Pender MP. CD8+ T-Cell Deficiency, Epstein-Barr Virus Infection, Vitamin D Deficiency, and Steps to Autoimmunity: A Unifying Hypothesis. Autoimmune Dis. 2012;2012:189096.
CD8+ T-cell deficiency is a feature of many chronic autoimmune diseases such as multiple sclerosis. It also occurs in healthy blood relatives of patients with autoimmune diseases, suggesting it is genetically determined.

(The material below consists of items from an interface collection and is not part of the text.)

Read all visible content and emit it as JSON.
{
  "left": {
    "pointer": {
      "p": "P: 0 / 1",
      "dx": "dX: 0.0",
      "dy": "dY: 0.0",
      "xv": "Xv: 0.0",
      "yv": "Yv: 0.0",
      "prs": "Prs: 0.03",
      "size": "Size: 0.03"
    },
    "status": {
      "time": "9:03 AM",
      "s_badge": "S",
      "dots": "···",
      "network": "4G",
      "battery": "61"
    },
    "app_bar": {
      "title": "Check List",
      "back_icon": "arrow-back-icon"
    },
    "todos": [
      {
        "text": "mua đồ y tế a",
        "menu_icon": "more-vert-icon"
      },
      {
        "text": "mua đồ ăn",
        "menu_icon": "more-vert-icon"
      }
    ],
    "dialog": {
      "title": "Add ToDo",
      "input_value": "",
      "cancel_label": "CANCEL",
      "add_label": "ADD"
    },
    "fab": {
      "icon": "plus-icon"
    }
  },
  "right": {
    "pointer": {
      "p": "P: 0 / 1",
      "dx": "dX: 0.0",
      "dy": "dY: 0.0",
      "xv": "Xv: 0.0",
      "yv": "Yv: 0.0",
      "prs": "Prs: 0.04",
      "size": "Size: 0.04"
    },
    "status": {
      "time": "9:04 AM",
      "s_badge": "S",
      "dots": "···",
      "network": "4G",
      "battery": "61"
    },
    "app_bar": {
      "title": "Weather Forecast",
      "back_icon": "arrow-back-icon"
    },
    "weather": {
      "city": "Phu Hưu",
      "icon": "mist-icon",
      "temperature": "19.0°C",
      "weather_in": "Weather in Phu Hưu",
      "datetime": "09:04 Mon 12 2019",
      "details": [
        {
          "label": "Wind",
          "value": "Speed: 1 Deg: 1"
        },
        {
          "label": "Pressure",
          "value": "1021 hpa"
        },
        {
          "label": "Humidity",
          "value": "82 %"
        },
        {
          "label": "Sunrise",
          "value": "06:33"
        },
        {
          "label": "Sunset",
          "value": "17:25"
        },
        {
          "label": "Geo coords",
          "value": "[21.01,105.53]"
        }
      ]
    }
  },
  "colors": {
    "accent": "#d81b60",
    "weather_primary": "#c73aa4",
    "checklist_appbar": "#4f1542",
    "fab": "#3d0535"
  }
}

Here it is proposed that this CD8+ (virus-killing) T-cell deficiency underlies the development of chronic autoimmune diseases by impairing CD8+ T-cell control of Epstein-Barr virus (EBV) infection, with the result that EBV-infected autoreactive B cells accumulate in the target organ where they produce pathogenic autoantibodies and provide costimulatory survival signals to autoreactive T cells which would otherwise die in the target organ by activation-induced apoptosis. Autoimmunity is postulated to evolve in the following steps: (1) CD8+ T-cell deficiency, (2) primary EBV infection, (3) decreased CD8+ T-cell control of EBV, (4) increased EBV load and increased anti-EBV antibodies, (5) EBV infection in the target organ, (6) clonal expansion of EBV-infected autoreactive B cells in the target organ, (7) infiltration of autoreactive T cells into the target organ, and (8) development of ectopic lymphoid follicles in the target organ. It is also proposed that deprivation of sunlight and vitamin D at higher latitudes facilitates the development of autoimmune diseases by aggravating the CD8+ T-cell deficiency and thereby further impairing control of EBV. The hypothesis makes predictions which can be tested, including the prevention and successful treatment of chronic autoimmune diseases by controlling EBV infection.
Here is yet another view on the causes of MS. The potential weakness is that we really are not sure to what extent there really is a CD8 deficiency in MS but the authors previous work has suggested a deficiency in the response to killing of EBV-infected B cells..